The River Valley Local School District approved staffers to carry on campus to prevent schools from being “soft-targets,” according to the Marion Star.

“Our schools will no longer be soft targets and unprotected,” Superintendent Adam Wickham said, according to the Marion Star. “Most active-shooter events occur in areas of ‘gun-free zones’ or with minimal safety measures in place. We want to ensure our schools will not be soft targets.”

“As a rural community, response times can often be minutes away in the event of an active shooter,” the statement reportedly continued. “The use of armed staff in our building can potentially save lives by providing a more immediate response to the threat. Recent school shootings such as in Nashville, Uvalde and Parkland clearly show that the quicker the response time, the more likely you are to potentially save lives.” (RELATED: Male Teen Who Identifies As ‘Lilly’ Arrested For Threatening To Shoot Up School After Police Find Manifesto: Affidavit)

Wickham said the district’s two elementary schools, one middle school and one high school will have an armed staff member along with a resource officer from the Marion County Sheriff’s Office on site.

Republican Ohio Gov. Mike DeWine signed a law in June that permitted school districts in the state to authorize teachers and staff to carry in the classrooms once they have received 24 hours of training. Wickham said the district would require more training than the state minimum, according to  the report.
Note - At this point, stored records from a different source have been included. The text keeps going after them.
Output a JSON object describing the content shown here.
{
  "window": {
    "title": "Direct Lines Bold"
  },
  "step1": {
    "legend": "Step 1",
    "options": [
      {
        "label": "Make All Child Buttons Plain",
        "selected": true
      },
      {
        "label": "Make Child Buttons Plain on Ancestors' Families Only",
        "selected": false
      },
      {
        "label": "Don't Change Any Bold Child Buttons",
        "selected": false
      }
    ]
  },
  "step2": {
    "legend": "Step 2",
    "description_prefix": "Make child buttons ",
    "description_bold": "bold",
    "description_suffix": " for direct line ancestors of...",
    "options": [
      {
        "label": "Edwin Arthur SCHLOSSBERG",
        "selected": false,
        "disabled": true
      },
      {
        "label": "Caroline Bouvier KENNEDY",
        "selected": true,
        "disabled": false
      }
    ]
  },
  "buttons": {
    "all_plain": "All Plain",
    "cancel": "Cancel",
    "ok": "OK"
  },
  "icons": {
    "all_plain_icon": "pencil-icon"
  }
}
The school board had previously given the district the green light for armed staff during the 2020-2021 school year but the law was suspended pending the state’s Supreme Court ruling. The state then released training guidance in December. Wickham reportedly said he reintroduced the use of armed staff to the board during a January meeting.